*** Opening Materials provided ***

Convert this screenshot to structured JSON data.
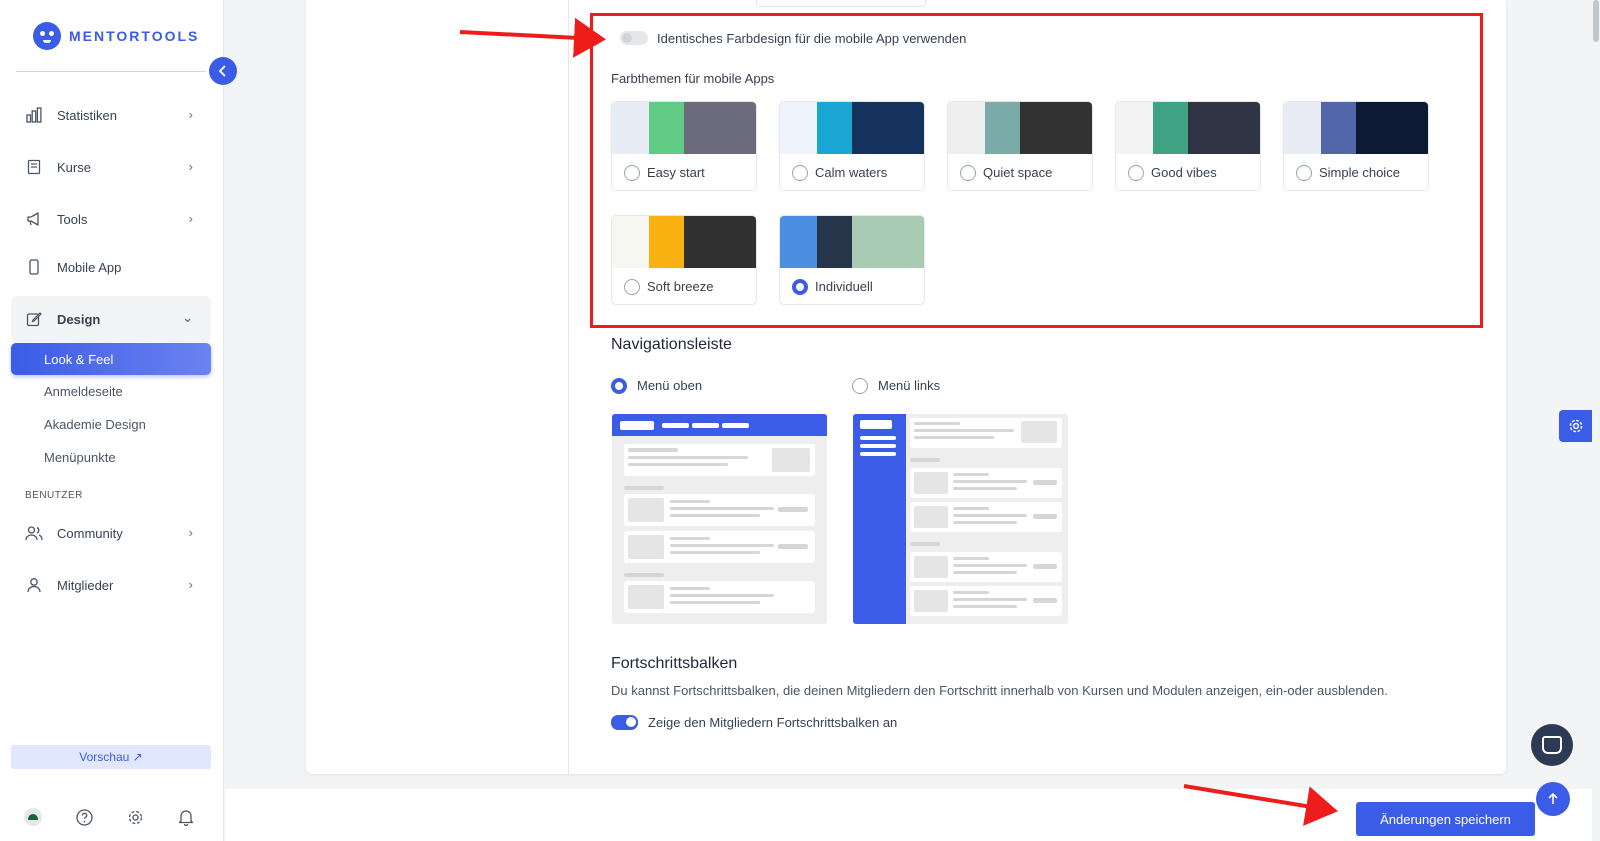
{
  "brand": {
    "name": "MENTORTOOLS",
    "accent": "#3b5ce6"
  },
  "sidebar": {
    "items": [
      {
        "label": "Statistiken",
        "icon": "bar-chart-icon"
      },
      {
        "label": "Kurse",
        "icon": "book-icon"
      },
      {
        "label": "Tools",
        "icon": "megaphone-icon"
      },
      {
        "label": "Mobile App",
        "icon": "phone-icon"
      },
      {
        "label": "Design",
        "icon": "pencil-square-icon"
      }
    ],
    "design_sub": [
      "Look & Feel",
      "Anmeldeseite",
      "Akademie Design",
      "Menüpunkte"
    ],
    "section_label": "BENUTZER",
    "user_items": [
      {
        "label": "Community",
        "icon": "users-icon"
      },
      {
        "label": "Mitglieder",
        "icon": "user-icon"
      }
    ],
    "preview_label": "Vorschau ↗"
  },
  "mobile_colors": {
    "toggle_label": "Identisches Farbdesign für die mobile App verwenden",
    "toggle_on": false,
    "section_title": "Farbthemen für mobile Apps",
    "themes": [
      {
        "label": "Easy start",
        "colors": [
          "#e8ecf6",
          "#5fcb84",
          "#6c6b7c"
        ],
        "selected": false
      },
      {
        "label": "Calm waters",
        "colors": [
          "#eef4fc",
          "#1aa7d3",
          "#15325f"
        ],
        "selected": false
      },
      {
        "label": "Quiet space",
        "colors": [
          "#eeeeee",
          "#7aaba8",
          "#323232"
        ],
        "selected": false
      },
      {
        "label": "Good vibes",
        "colors": [
          "#f3f3f3",
          "#3fa283",
          "#2f3544"
        ],
        "selected": false
      },
      {
        "label": "Simple choice",
        "colors": [
          "#e9ebf5",
          "#5167aa",
          "#0c1a34"
        ],
        "selected": false
      },
      {
        "label": "Soft breeze",
        "colors": [
          "#f6f7f1",
          "#f8b111",
          "#313131"
        ],
        "selected": false
      },
      {
        "label": "Individuell",
        "colors": [
          "#4b8fe0",
          "#263549",
          "#a9cbb4"
        ],
        "selected": true
      }
    ]
  },
  "navigation": {
    "title": "Navigationsleiste",
    "options": [
      {
        "label": "Menü oben",
        "selected": true
      },
      {
        "label": "Menü links",
        "selected": false
      }
    ]
  },
  "progress": {
    "title": "Fortschrittsbalken",
    "description": "Du kannst Fortschrittsbalken, die deinen Mitgliedern den Fortschritt innerhalb von Kursen und Modulen anzeigen, ein-oder ausblenden.",
    "toggle_label": "Zeige den Mitgliedern Fortschrittsbalken an",
    "toggle_on": true
  },
  "save_label": "Änderungen speichern",
  "annotation_color": "#ef1c1c"
}
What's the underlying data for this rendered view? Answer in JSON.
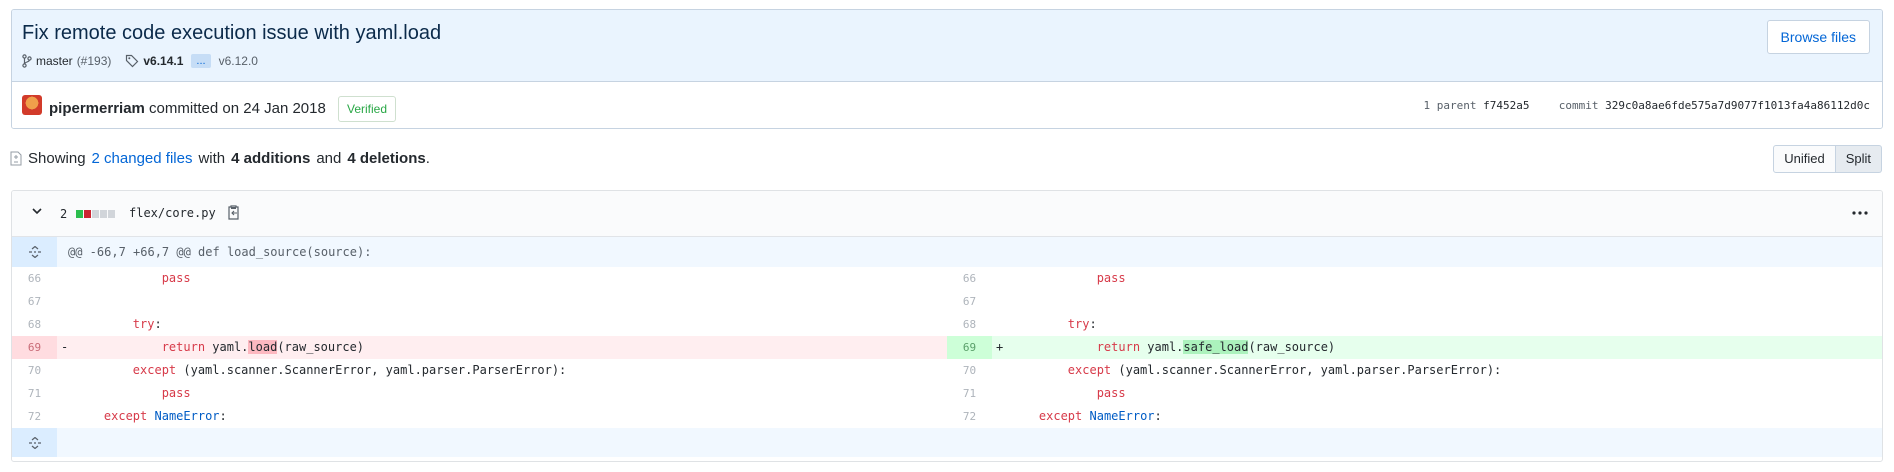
{
  "commit": {
    "title": "Fix remote code execution issue with yaml.load",
    "branch": "master",
    "pr": "(#193)",
    "tag": "v6.14.1",
    "ellipsis": "...",
    "tag_old": "v6.12.0",
    "browse_label": "Browse files",
    "author": "pipermerriam",
    "committed_text": "committed on 24 Jan 2018",
    "verified": "Verified",
    "parent_label": "1 parent",
    "parent_sha": "f7452a5",
    "commit_label": "commit",
    "commit_sha": "329c0a8ae6fde575a7d9077f1013fa4a86112d0c"
  },
  "summary": {
    "showing": "Showing",
    "changed_files": "2 changed files",
    "with": "with",
    "additions": "4 additions",
    "and": "and",
    "deletions": "4 deletions",
    "period": "."
  },
  "view_toggle": {
    "unified": "Unified",
    "split": "Split",
    "selected": "Split"
  },
  "file": {
    "changes": "2",
    "path": "flex/core.py",
    "hunk_header": "@@ -66,7 +66,7 @@ def load_source(source):",
    "colors": {
      "add": "#2cbe4e",
      "del": "#cb2431",
      "neutral": "#d1d5da"
    }
  },
  "diff": {
    "left": [
      {
        "ln": "66",
        "sign": "",
        "pre": "            ",
        "kw": "pass",
        "rest": ""
      },
      {
        "ln": "67",
        "sign": "",
        "pre": "",
        "kw": "",
        "rest": ""
      },
      {
        "ln": "68",
        "sign": "",
        "pre": "        ",
        "kw": "try",
        "rest": ":"
      },
      {
        "ln": "69",
        "sign": "-",
        "pre": "            ",
        "kw": "return",
        "rest": " yaml.",
        "hl": "load",
        "tail": "(raw_source)"
      },
      {
        "ln": "70",
        "sign": "",
        "pre": "        ",
        "kw": "except",
        "rest": " (yaml.scanner.ScannerError, yaml.parser.ParserError):"
      },
      {
        "ln": "71",
        "sign": "",
        "pre": "            ",
        "kw": "pass",
        "rest": ""
      },
      {
        "ln": "72",
        "sign": "",
        "pre": "    ",
        "kw": "except",
        "rest": " ",
        "bi": "NameError",
        "tail": ":"
      }
    ],
    "right": [
      {
        "ln": "66",
        "sign": "",
        "pre": "            ",
        "kw": "pass",
        "rest": ""
      },
      {
        "ln": "67",
        "sign": "",
        "pre": "",
        "kw": "",
        "rest": ""
      },
      {
        "ln": "68",
        "sign": "",
        "pre": "        ",
        "kw": "try",
        "rest": ":"
      },
      {
        "ln": "69",
        "sign": "+",
        "pre": "            ",
        "kw": "return",
        "rest": " yaml.",
        "hl": "safe_load",
        "tail": "(raw_source)"
      },
      {
        "ln": "70",
        "sign": "",
        "pre": "        ",
        "kw": "except",
        "rest": " (yaml.scanner.ScannerError, yaml.parser.ParserError):"
      },
      {
        "ln": "71",
        "sign": "",
        "pre": "            ",
        "kw": "pass",
        "rest": ""
      },
      {
        "ln": "72",
        "sign": "",
        "pre": "    ",
        "kw": "except",
        "rest": " ",
        "bi": "NameError",
        "tail": ":"
      }
    ]
  },
  "icons": [
    "git-branch-icon",
    "tag-icon",
    "avatar",
    "file-diff-icon",
    "chevron-down-icon",
    "clipboard-icon",
    "kebab-icon",
    "unfold-icon"
  ]
}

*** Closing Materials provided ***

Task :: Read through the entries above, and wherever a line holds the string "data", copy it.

Task response ::
Convert this screenshot to structured JSON data.
What's the underlying data for this rendered view? Answer in JSON.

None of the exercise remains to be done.